Maybe someday, Goffer will win a Nobel Prize for ReWalk. If so, he’ll join a pantheon of other Jews from all over the world who’ve made contributions of outstanding importance to humanity. Jewish Magazine’s list (not yet fully updated) includes 165 who have been so recognized since the turn of the 20th century. They break down this way: nine Peace Prize winners, 11 in Literature, 22 in Economics, 27 in Chemistry, 45 in Physics and an incredible 51 in Medicine — which might be where Goffer will someday fit, even though he’s an engineer rather than a physician.
Do you realize what this means? There are about 12 million Jews in today’s world, just 20 out of every thousand people around the globe, at most 2 percent of the total population. But Muslims, representing a full fifth of the world’s people — 20 out of every 100 — have stood on the Nobel platform only a half-dozen times: once each in Literature, Chemistry and Physics, and three times to receive the coveted Peace Prize.
And one of those latter caused controversy: When Yasser Arafat was named in 1994 along with Yitzhak Rabin, one Nobel Committee member, Kaare Kristiansen, resigned in protest. He was expressing in the strongest way possible his dismay, his opposition to the choice of a recipient whom he called, ‘way back then, “a terrorist.” We can pin a “20-20 Foresight Medal” — more elusive even than a Nobel — on him!
What’s the reason for this discrepancy between the numbers of Jews and Muslims recognized worldwide for their contributions to bettering humanity? Some cite a basic difference in the genes. But we’re both members of families descended from Father Abraham, so I wouldn’t attribute the difference to that factor alone. Others say Jews have always put more emphasis on education, and I do agree with that; we learned a long time ago that land and wealth and possessions of all kinds can easily be stripped away; only whatever has been planted in the brain is ours forever, not only not subject to loss by removal, but also portable!
But I really think the difference is a matter of what people concentrate on. Hate is singularly non-productive. I also think I can safely predict that when (not if!) Amit Goffer comes from Israel to Oslo to receive his Nobel Prize, he’ll be able to ReWalk to the podium on his own power to accept it.

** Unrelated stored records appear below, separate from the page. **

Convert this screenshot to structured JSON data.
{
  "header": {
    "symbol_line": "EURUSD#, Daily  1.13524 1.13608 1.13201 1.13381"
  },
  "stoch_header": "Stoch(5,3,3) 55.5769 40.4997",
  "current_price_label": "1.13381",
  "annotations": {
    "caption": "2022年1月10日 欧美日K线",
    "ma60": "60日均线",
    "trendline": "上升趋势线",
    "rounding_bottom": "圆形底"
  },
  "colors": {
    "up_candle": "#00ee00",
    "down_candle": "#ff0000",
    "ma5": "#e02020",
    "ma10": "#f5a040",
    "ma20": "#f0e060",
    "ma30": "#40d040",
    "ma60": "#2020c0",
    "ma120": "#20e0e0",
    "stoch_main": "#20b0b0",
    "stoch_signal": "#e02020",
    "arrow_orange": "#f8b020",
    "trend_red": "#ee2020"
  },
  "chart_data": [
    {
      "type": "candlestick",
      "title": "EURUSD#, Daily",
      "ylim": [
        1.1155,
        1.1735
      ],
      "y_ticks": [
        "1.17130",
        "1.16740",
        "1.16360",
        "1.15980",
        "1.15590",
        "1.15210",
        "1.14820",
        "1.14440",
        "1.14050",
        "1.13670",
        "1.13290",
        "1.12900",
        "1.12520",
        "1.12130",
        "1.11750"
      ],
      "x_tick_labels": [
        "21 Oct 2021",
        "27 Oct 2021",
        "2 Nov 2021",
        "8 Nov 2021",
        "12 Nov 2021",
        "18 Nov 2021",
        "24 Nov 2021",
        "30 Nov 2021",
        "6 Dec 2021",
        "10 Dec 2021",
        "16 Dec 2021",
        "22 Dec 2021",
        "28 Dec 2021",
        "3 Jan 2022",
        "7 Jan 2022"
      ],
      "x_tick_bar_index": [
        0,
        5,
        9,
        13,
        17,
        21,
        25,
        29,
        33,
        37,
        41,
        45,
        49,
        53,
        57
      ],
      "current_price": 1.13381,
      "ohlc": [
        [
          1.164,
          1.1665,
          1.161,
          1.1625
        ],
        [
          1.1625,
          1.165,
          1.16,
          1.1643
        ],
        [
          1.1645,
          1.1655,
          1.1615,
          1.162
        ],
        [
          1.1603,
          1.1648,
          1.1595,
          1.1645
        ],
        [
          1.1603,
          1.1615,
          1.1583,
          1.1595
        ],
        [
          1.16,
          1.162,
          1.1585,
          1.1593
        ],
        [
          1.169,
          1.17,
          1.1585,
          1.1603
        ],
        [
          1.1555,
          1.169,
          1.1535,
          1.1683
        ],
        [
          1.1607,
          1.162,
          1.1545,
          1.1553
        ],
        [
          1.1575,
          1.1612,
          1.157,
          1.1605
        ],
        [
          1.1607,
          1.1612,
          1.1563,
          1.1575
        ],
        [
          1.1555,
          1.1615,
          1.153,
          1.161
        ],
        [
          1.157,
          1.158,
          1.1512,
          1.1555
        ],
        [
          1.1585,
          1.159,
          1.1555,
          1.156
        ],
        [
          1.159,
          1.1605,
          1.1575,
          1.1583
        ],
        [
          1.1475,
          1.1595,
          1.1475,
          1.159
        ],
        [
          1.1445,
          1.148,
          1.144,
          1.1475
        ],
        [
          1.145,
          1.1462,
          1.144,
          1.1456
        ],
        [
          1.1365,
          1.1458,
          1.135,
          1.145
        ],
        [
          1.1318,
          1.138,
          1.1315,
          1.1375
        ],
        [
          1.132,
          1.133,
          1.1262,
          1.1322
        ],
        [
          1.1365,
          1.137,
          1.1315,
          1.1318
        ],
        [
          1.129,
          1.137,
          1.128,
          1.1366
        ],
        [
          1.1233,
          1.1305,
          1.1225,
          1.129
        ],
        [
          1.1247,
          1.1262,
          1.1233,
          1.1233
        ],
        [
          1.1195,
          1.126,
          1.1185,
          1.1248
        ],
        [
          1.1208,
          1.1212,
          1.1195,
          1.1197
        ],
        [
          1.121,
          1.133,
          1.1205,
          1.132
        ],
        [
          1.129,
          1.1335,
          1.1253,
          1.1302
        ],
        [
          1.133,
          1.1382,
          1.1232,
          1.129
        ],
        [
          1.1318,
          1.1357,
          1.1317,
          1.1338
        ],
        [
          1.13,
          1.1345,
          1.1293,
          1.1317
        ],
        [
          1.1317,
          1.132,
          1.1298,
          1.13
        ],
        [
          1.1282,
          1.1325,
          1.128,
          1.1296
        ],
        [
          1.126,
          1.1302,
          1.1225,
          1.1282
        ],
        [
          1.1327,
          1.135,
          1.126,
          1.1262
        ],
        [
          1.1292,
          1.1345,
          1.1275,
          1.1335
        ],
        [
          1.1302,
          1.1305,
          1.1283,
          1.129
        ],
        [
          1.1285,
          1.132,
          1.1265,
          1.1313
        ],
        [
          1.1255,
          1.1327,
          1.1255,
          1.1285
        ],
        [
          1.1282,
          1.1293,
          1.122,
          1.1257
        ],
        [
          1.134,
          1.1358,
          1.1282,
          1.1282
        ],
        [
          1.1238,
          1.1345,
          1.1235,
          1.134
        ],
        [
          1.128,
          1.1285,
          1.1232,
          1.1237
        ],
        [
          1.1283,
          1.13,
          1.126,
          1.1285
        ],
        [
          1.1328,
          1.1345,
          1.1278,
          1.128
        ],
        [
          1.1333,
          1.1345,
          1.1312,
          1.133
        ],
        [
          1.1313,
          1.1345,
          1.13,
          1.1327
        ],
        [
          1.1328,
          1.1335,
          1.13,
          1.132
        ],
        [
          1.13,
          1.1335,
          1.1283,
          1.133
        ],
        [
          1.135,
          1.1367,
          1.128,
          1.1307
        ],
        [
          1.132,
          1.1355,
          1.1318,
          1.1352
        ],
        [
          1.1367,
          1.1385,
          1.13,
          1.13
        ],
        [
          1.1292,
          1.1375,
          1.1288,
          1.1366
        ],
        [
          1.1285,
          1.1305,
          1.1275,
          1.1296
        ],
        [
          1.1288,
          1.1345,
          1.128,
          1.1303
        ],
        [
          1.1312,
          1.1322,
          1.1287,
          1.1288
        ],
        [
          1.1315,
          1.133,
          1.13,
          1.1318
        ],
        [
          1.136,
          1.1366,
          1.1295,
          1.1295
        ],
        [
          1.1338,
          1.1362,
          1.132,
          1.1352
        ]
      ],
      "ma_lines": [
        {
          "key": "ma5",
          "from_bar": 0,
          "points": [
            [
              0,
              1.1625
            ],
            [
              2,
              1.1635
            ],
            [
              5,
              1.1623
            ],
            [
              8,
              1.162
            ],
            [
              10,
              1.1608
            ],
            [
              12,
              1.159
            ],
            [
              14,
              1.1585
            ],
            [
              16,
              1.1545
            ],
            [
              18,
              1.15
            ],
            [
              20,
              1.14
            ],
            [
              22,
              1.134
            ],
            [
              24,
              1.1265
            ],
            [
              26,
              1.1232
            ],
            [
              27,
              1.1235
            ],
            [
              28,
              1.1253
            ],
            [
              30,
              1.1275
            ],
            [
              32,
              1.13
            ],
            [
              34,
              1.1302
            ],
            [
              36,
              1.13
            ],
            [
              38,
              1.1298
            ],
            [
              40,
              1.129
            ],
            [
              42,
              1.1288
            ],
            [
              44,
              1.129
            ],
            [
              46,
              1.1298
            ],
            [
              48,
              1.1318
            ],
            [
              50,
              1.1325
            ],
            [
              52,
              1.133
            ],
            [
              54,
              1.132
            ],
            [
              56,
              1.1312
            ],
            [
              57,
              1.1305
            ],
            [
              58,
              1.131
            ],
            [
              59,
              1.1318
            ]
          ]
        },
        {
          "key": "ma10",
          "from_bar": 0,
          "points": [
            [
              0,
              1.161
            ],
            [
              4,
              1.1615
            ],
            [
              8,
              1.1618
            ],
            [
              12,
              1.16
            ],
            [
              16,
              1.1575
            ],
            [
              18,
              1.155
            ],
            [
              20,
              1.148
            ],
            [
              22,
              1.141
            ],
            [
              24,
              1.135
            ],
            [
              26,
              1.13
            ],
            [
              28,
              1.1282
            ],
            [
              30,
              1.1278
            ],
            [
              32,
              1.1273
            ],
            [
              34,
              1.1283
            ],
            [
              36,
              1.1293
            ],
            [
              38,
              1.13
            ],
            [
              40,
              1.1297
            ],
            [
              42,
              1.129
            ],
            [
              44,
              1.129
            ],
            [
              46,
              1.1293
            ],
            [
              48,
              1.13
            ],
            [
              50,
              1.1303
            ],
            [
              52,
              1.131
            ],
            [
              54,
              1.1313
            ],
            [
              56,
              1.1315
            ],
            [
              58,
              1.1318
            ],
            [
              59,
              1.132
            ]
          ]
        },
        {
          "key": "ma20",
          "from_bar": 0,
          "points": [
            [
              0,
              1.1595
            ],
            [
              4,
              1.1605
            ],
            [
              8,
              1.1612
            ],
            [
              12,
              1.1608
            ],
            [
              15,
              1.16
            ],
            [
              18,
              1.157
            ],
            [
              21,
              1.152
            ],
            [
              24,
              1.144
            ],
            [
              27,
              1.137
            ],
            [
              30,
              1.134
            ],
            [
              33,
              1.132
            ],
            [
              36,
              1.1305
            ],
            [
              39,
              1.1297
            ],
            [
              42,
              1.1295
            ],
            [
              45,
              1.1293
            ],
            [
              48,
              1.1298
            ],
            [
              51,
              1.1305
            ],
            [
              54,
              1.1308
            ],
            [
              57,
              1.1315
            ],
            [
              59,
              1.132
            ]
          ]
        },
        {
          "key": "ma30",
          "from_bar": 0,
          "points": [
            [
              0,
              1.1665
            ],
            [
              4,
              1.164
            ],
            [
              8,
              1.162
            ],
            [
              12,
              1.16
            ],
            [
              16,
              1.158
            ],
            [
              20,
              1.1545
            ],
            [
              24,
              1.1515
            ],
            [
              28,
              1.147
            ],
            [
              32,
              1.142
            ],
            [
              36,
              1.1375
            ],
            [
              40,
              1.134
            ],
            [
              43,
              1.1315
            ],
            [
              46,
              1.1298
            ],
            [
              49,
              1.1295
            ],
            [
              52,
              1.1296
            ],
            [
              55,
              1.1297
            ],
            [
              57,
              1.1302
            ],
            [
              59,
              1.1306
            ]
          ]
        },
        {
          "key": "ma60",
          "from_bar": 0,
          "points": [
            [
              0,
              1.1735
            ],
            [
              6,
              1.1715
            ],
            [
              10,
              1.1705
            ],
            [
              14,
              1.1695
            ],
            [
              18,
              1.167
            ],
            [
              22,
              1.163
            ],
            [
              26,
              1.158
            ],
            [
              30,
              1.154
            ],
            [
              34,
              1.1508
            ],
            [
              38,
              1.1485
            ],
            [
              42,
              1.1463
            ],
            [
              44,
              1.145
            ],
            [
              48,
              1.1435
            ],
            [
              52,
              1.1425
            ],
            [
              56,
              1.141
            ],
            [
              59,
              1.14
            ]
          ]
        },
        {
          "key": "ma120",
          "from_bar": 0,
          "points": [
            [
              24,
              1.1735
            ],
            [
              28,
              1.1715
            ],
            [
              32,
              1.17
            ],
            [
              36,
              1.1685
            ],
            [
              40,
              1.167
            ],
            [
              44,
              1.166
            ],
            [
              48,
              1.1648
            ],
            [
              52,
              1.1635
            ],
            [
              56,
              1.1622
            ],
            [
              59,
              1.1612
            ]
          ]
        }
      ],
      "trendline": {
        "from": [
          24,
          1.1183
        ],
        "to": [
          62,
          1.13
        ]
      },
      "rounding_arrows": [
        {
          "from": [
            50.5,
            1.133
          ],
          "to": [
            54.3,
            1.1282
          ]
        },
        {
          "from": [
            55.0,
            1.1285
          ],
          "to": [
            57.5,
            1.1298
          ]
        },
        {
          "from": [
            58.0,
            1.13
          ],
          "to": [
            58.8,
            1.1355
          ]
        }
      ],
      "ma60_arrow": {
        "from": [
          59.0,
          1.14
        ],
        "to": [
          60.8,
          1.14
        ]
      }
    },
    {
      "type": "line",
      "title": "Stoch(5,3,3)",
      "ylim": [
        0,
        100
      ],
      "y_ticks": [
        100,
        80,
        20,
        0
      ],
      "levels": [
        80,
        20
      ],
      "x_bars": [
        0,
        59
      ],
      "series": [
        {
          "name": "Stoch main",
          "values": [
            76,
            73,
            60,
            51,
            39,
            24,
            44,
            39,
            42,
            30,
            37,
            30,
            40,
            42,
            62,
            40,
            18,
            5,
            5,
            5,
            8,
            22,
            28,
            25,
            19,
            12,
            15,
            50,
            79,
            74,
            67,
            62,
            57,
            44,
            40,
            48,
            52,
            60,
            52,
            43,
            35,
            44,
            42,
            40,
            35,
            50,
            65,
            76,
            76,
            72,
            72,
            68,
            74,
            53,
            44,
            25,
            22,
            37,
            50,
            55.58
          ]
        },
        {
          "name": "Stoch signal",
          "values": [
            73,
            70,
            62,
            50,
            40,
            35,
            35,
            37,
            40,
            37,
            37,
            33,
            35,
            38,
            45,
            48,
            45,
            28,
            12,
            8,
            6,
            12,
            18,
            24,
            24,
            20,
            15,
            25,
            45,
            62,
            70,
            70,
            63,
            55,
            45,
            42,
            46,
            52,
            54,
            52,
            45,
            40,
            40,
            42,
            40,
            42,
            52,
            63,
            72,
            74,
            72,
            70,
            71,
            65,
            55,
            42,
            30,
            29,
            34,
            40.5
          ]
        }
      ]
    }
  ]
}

May he, and we, remember Haman, Amalek and Hitler, look ahead and have a happy, gladsome Purim anyway!
By Harriet P. Gross